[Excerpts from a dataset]

-------

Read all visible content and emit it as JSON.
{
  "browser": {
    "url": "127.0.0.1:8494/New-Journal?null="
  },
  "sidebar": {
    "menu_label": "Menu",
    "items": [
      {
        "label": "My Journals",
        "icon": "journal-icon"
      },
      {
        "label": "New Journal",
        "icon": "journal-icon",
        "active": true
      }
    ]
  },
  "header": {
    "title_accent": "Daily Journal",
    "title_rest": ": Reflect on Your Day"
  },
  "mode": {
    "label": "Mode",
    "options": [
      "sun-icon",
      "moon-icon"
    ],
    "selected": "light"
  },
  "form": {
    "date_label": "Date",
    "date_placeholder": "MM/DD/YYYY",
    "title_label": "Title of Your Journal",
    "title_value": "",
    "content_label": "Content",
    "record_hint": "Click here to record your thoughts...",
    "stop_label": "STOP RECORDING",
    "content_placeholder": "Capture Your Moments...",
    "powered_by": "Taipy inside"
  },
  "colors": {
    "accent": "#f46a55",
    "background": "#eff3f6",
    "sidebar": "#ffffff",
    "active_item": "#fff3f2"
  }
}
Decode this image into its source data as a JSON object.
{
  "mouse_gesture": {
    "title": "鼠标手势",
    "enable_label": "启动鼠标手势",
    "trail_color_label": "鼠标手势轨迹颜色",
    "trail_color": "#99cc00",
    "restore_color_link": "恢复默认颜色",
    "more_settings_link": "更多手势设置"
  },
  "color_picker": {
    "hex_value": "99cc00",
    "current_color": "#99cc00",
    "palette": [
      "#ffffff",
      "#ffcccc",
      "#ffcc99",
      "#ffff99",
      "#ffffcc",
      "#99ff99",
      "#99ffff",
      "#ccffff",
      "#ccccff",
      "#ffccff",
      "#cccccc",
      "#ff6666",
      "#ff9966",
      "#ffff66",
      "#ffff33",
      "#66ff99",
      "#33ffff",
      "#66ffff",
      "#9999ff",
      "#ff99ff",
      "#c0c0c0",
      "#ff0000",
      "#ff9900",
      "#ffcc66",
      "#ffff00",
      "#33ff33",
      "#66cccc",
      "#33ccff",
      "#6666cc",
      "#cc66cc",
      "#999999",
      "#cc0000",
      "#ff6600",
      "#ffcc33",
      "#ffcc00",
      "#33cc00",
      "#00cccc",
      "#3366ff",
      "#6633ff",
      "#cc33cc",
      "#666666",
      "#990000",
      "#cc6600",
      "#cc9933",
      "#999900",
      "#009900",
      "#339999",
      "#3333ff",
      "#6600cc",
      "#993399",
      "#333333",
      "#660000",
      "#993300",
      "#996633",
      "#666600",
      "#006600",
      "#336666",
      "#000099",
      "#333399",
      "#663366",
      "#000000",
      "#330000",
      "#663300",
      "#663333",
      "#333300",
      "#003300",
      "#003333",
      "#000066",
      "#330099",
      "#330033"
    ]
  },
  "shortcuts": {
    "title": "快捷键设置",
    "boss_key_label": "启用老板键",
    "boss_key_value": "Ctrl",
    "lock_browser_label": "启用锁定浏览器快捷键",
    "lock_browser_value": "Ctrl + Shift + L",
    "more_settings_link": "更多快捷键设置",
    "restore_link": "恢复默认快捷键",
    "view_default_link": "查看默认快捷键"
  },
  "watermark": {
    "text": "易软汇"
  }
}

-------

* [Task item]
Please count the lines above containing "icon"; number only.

* [Written response]
4